(ENTRIES SHOWN)

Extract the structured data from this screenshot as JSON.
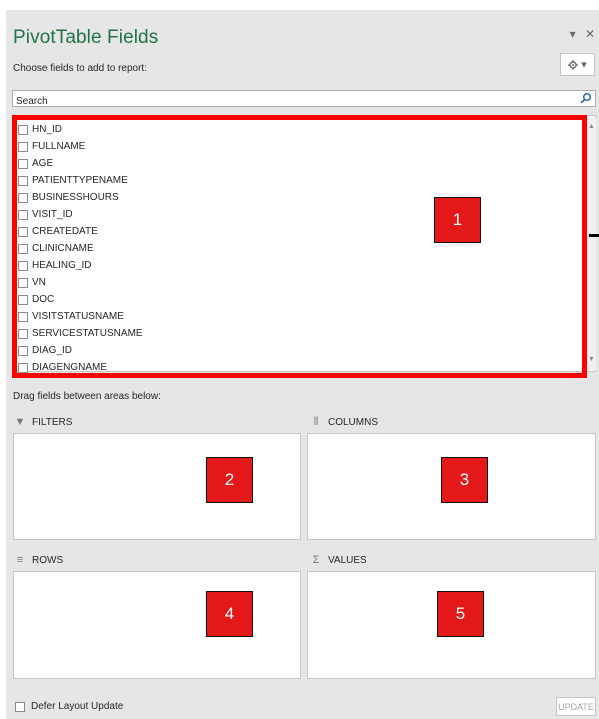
{
  "panel": {
    "title": "PivotTable Fields",
    "subtitle": "Choose fields to add to report:",
    "dropdown_icon": "▾",
    "close_icon": "✕"
  },
  "search": {
    "placeholder": "Search",
    "value": "Search"
  },
  "fields": [
    {
      "label": "HN_ID",
      "checked": false
    },
    {
      "label": "FULLNAME",
      "checked": false
    },
    {
      "label": "AGE",
      "checked": false
    },
    {
      "label": "PATIENTTYPENAME",
      "checked": false
    },
    {
      "label": "BUSINESSHOURS",
      "checked": false
    },
    {
      "label": "VISIT_ID",
      "checked": false
    },
    {
      "label": "CREATEDATE",
      "checked": false
    },
    {
      "label": "CLINICNAME",
      "checked": false
    },
    {
      "label": "HEALING_ID",
      "checked": false
    },
    {
      "label": "VN",
      "checked": false
    },
    {
      "label": "DOC",
      "checked": false
    },
    {
      "label": "VISITSTATUSNAME",
      "checked": false
    },
    {
      "label": "SERVICESTATUSNAME",
      "checked": false
    },
    {
      "label": "DIAG_ID",
      "checked": false
    },
    {
      "label": "DIAGENGNAME",
      "checked": false
    }
  ],
  "areas": {
    "drag_label": "Drag fields between areas below:",
    "filters": {
      "label": "FILTERS",
      "icon": "▼"
    },
    "columns": {
      "label": "COLUMNS",
      "icon": "⦀"
    },
    "rows": {
      "label": "ROWS",
      "icon": "≡"
    },
    "values": {
      "label": "VALUES",
      "icon": "Σ"
    }
  },
  "annotations": [
    "1",
    "2",
    "3",
    "4",
    "5"
  ],
  "footer": {
    "defer_label": "Defer Layout Update",
    "defer_checked": false,
    "update_label": "UPDATE"
  },
  "colors": {
    "title": "#217346",
    "annotation_red": "#e31818",
    "frame_red": "#ff0000",
    "pane_bg": "#e6e6e6"
  }
}
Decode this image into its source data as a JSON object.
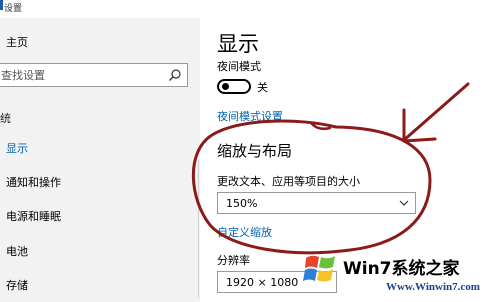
{
  "window": {
    "title": "设置"
  },
  "sidebar": {
    "home": "主页",
    "search_placeholder": "查找设置",
    "section_label": "统",
    "items": [
      {
        "label": "显示",
        "active": true
      },
      {
        "label": "通知和操作"
      },
      {
        "label": "电源和睡眠"
      },
      {
        "label": "电池"
      },
      {
        "label": "存储"
      }
    ]
  },
  "main": {
    "page_title": "显示",
    "night_mode_label": "夜间模式",
    "night_mode_state": "关",
    "night_mode_link": "夜间模式设置",
    "scale_section_title": "缩放与布局",
    "size_label": "更改文本、应用等项目的大小",
    "size_value": "150%",
    "custom_scaling_link": "自定义缩放",
    "resolution_label": "分辨率",
    "resolution_value": "1920 × 1080"
  },
  "watermark": {
    "text": "Win7系统之家",
    "url": "Www.Winwin7.com"
  },
  "colors": {
    "accent": "#0063b1",
    "annotation": "#8b1a1a",
    "sidebar_bg": "#f2f2f2"
  },
  "icons": {
    "search": "search-icon",
    "chevron": "chevron-down-icon",
    "logo": "windows-logo-icon"
  }
}
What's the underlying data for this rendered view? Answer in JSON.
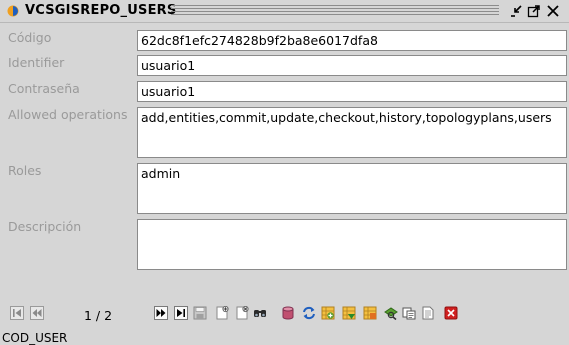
{
  "window": {
    "title": "VCSGISREPO_USERS"
  },
  "form": {
    "codigo": {
      "label": "Código",
      "value": "62dc8f1efc274828b9f2ba8e6017dfa8"
    },
    "identifier": {
      "label": "Identifier",
      "value": "usuario1"
    },
    "contrasena": {
      "label": "Contraseña",
      "value": "usuario1"
    },
    "allowed_ops": {
      "label": "Allowed operations",
      "value": "add,entities,commit,update,checkout,history,topologyplans,users"
    },
    "roles": {
      "label": "Roles",
      "value": "admin"
    },
    "descripcion": {
      "label": "Descripción",
      "value": ""
    }
  },
  "navigation": {
    "page_indicator": "1 / 2"
  },
  "toolbar_icons": [
    "first-record-icon",
    "previous-record-icon",
    "next-record-icon",
    "last-record-icon",
    "save-icon",
    "new-record-icon",
    "delete-record-icon",
    "search-icon",
    "database-icon",
    "refresh-icon",
    "filter-add-icon",
    "filter-down-icon",
    "filter-icon",
    "find-icon",
    "copy-icon",
    "export-icon",
    "close-icon"
  ],
  "status_bar": {
    "text": "COD_USER"
  },
  "colors": {
    "background": "#d6d6d6",
    "field_background": "#ffffff",
    "label_text": "#9a9a9a",
    "app_icon_orange": "#f0a020",
    "app_icon_blue": "#2060c0",
    "close_red": "#d02020"
  }
}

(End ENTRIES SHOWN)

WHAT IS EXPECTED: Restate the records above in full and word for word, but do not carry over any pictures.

TASK SOLUTION:
Extract the structured data from this screenshot as JSON.
{
  "panel": {
    "title": "PivotTable Fields",
    "subtitle": "Choose fields to add to report:",
    "dropdown_icon": "▾",
    "close_icon": "✕"
  },
  "search": {
    "placeholder": "Search",
    "value": "Search"
  },
  "fields": [
    {
      "label": "HN_ID",
      "checked": false
    },
    {
      "label": "FULLNAME",
      "checked": false
    },
    {
      "label": "AGE",
      "checked": false
    },
    {
      "label": "PATIENTTYPENAME",
      "checked": false
    },
    {
      "label": "BUSINESSHOURS",
      "checked": false
    },
    {
      "label": "VISIT_ID",
      "checked": false
    },
    {
      "label": "CREATEDATE",
      "checked": false
    },
    {
      "label": "CLINICNAME",
      "checked": false
    },
    {
      "label": "HEALING_ID",
      "checked": false
    },
    {
      "label": "VN",
      "checked": false
    },
    {
      "label": "DOC",
      "checked": false
    },
    {
      "label": "VISITSTATUSNAME",
      "checked": false
    },
    {
      "label": "SERVICESTATUSNAME",
      "checked": false
    },
    {
      "label": "DIAG_ID",
      "checked": false
    },
    {
      "label": "DIAGENGNAME",
      "checked": false
    }
  ],
  "areas": {
    "drag_label": "Drag fields between areas below:",
    "filters": {
      "label": "FILTERS",
      "icon": "▼"
    },
    "columns": {
      "label": "COLUMNS",
      "icon": "⦀"
    },
    "rows": {
      "label": "ROWS",
      "icon": "≡"
    },
    "values": {
      "label": "VALUES",
      "icon": "Σ"
    }
  },
  "annotations": [
    "1",
    "2",
    "3",
    "4",
    "5"
  ],
  "footer": {
    "defer_label": "Defer Layout Update",
    "defer_checked": false,
    "update_label": "UPDATE"
  },
  "colors": {
    "title": "#217346",
    "annotation_red": "#e31818",
    "frame_red": "#ff0000",
    "pane_bg": "#e6e6e6"
  }
}
Decode this image into its source data as a JSON object.
{
  "window": {
    "title": "设置"
  },
  "sidebar": {
    "home": "主页",
    "search_placeholder": "查找设置",
    "section_label": "统",
    "items": [
      {
        "label": "显示",
        "active": true
      },
      {
        "label": "通知和操作"
      },
      {
        "label": "电源和睡眠"
      },
      {
        "label": "电池"
      },
      {
        "label": "存储"
      }
    ]
  },
  "main": {
    "page_title": "显示",
    "night_mode_label": "夜间模式",
    "night_mode_state": "关",
    "night_mode_link": "夜间模式设置",
    "scale_section_title": "缩放与布局",
    "size_label": "更改文本、应用等项目的大小",
    "size_value": "150%",
    "custom_scaling_link": "自定义缩放",
    "resolution_label": "分辨率",
    "resolution_value": "1920 × 1080"
  },
  "watermark": {
    "text": "Win7系统之家",
    "url": "Www.Winwin7.com"
  },
  "colors": {
    "accent": "#0063b1",
    "annotation": "#8b1a1a",
    "sidebar_bg": "#f2f2f2"
  },
  "icons": {
    "search": "search-icon",
    "chevron": "chevron-down-icon",
    "logo": "windows-logo-icon"
  }
}
What's the underlying data for this rendered view? Answer in JSON.
{
  "window": {
    "title": "VCSGISREPO_USERS"
  },
  "form": {
    "codigo": {
      "label": "Código",
      "value": "62dc8f1efc274828b9f2ba8e6017dfa8"
    },
    "identifier": {
      "label": "Identifier",
      "value": "usuario1"
    },
    "contrasena": {
      "label": "Contraseña",
      "value": "usuario1"
    },
    "allowed_ops": {
      "label": "Allowed operations",
      "value": "add,entities,commit,update,checkout,history,topologyplans,users"
    },
    "roles": {
      "label": "Roles",
      "value": "admin"
    },
    "descripcion": {
      "label": "Descripción",
      "value": ""
    }
  },
  "navigation": {
    "page_indicator": "1 / 2"
  },
  "toolbar_icons": [
    "first-record-icon",
    "previous-record-icon",
    "next-record-icon",
    "last-record-icon",
    "save-icon",
    "new-record-icon",
    "delete-record-icon",
    "search-icon",
    "database-icon",
    "refresh-icon",
    "filter-add-icon",
    "filter-down-icon",
    "filter-icon",
    "find-icon",
    "copy-icon",
    "export-icon",
    "close-icon"
  ],
  "status_bar": {
    "text": "COD_USER"
  },
  "colors": {
    "background": "#d6d6d6",
    "field_background": "#ffffff",
    "label_text": "#9a9a9a",
    "app_icon_orange": "#f0a020",
    "app_icon_blue": "#2060c0",
    "close_red": "#d02020"
  }
}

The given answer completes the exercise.